PETA science group promotes animal-free science at society of toxicology conference
The PETA International Science Consortium Ltd. is presenting two posters on animal-free methods for testing inhalation toxicity at the 56th annual Society of Toxicology (SOT) meeting March 12 to 16, 2017, in Baltimore, Maryland.
Citizen Science in the Digital Age: Rhetoric, Science and Public Engagement
James Wynn's timely investigation highlights scientific studies grounded in publicly gathered data and probes the rhetoric these studies employ.
Science/Science Careers' survey ranks top biotech, pharma, and biopharma employers
The Science and Science Careers' 2016 annual Top Employers Survey polled employees in the biotechnology, biopharmaceutical, pharmaceutical, and related industries to determine the 20 best employers in these industries as well as their driving characteristics.
Three natural science professors win TJ Park Science Fellowship
Professor Jung-Min Kee (Department of Chemistry, UNIST), Professor Kyudong Choi (Department of Mathematical Sciences, UNIST), and Professor Kwanpyo Kim (Department of Physics, UNIST) are the recipients of the Cheong-Am (TJ Park) Science Fellowship of the year 2016.
More Science News and Science Current Events

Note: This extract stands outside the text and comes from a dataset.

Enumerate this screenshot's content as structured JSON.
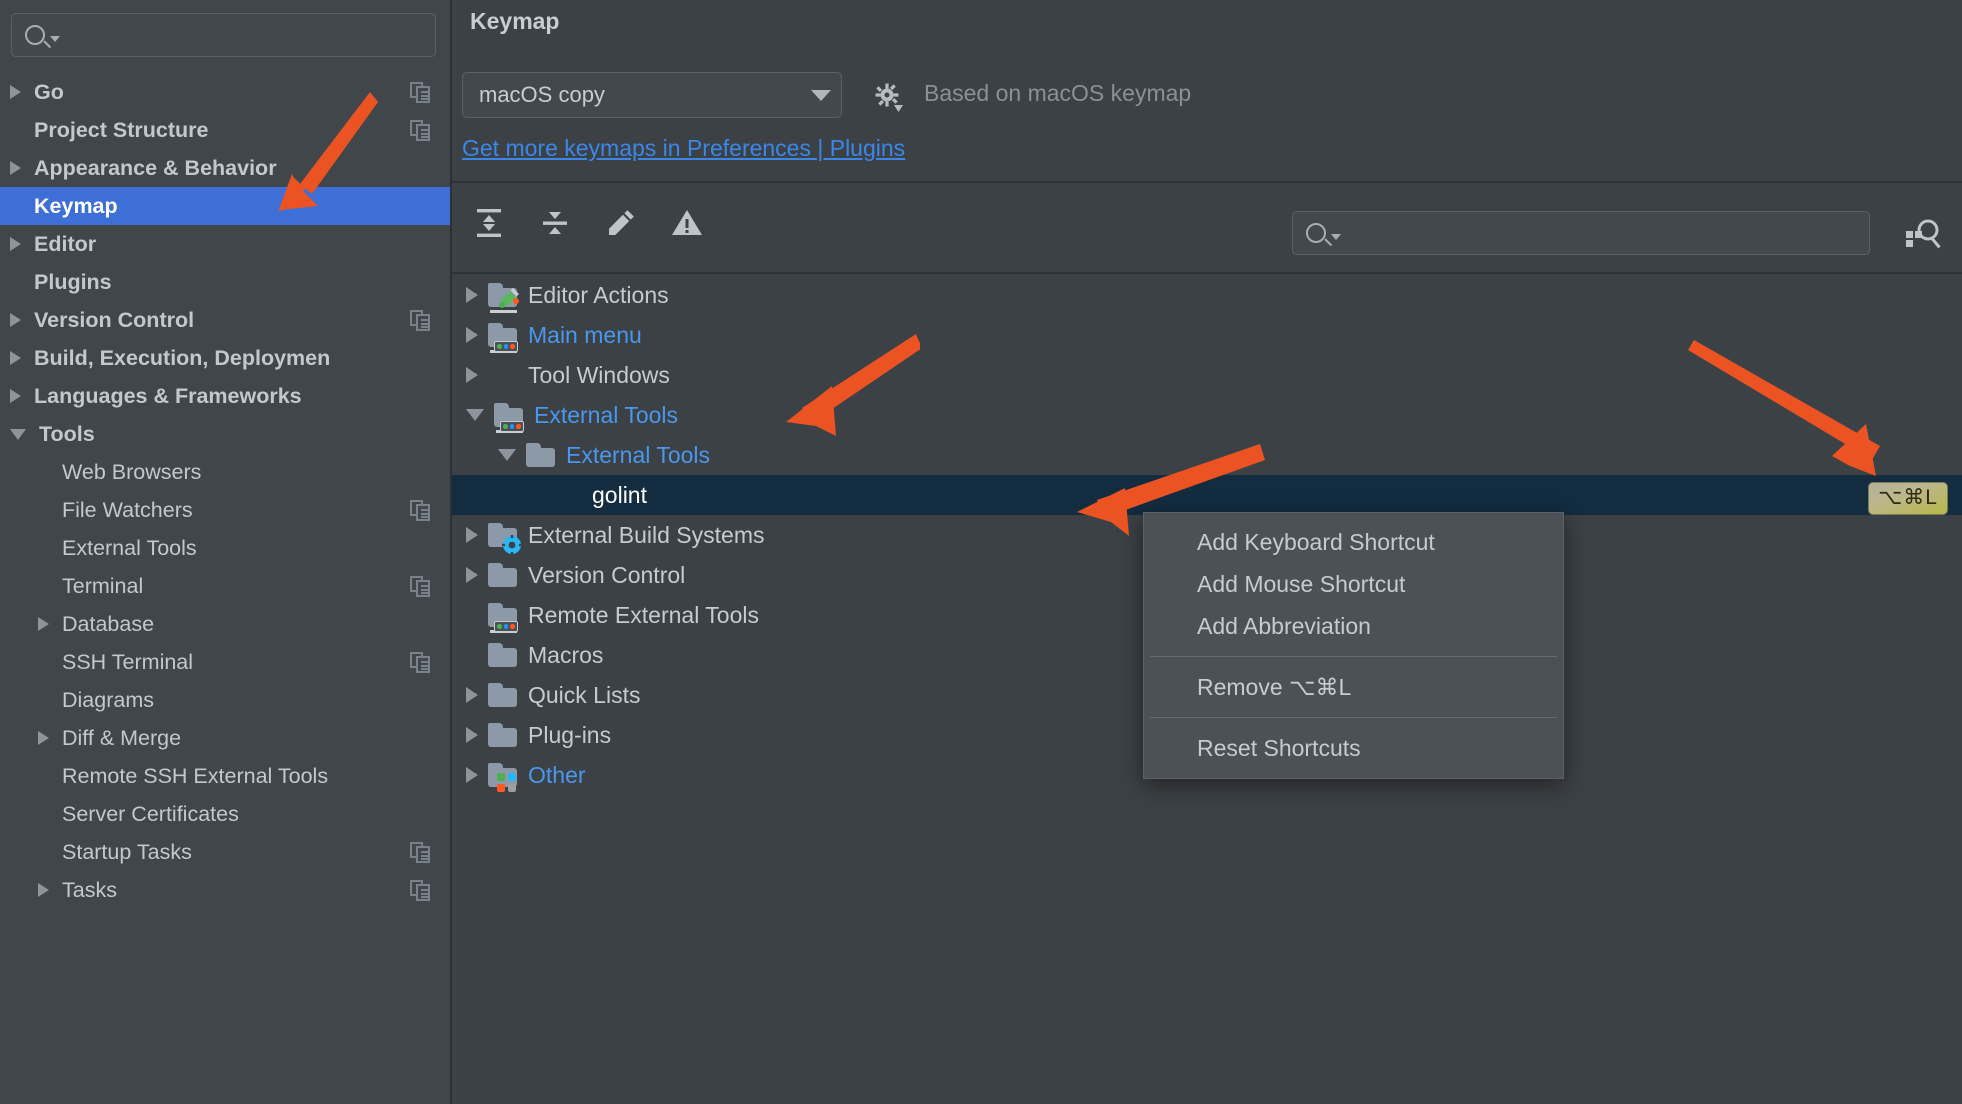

Top Science Podcasts

We have hand picked the top science podcasts of 2019.
Now Playing: TED Radio Hour

Risk
Why do we revere risk-takers, even when their actions terrify us? Why are some better at taking risks than others? This hour, TED speakers explore the alluring, dangerous, and calculated sides of risk. Guests include professional rock climber Alex Honnold, economist Mariana Mazzucato, psychology researcher Kashfia Rahman, structural engineer and bridge designer Ian Firth, and risk intelligence expert Dylan Evans.
Now Playing: Science for the People

#540 Specialize? Or Generalize?
Ever been called a "jack of all trades, master of none"? The world loves to elevate specialists, people who drill deep into a single topic. Those people are great. But there's a place for generalists too, argues David Epstein. Jacks of all trades are often more successful than specialists. And he's got science to back it up. We talk with Epstein about his latest book, "Range: Why Generalists Triumph in a Specialized World".
Now Playing: Radiolab

Dolly Parton's America: Neon Moss
Today on Radiolab, we're bringing you the fourth episode of Jad's special series, Dolly Parton's America. In this episode, Jad goes back up the mountain to visit Dolly's actual Tennessee mountain home, where she tells stories about her first trips out of the holler. Back on the mountaintop, standing under the rain by the Little Pigeon River, the trip triggers memories of Jad's first visit to his father's childhood home, and opens the gateway to dizzying stories of music and migration. Support Radiolab today at Radiolab.org/donate.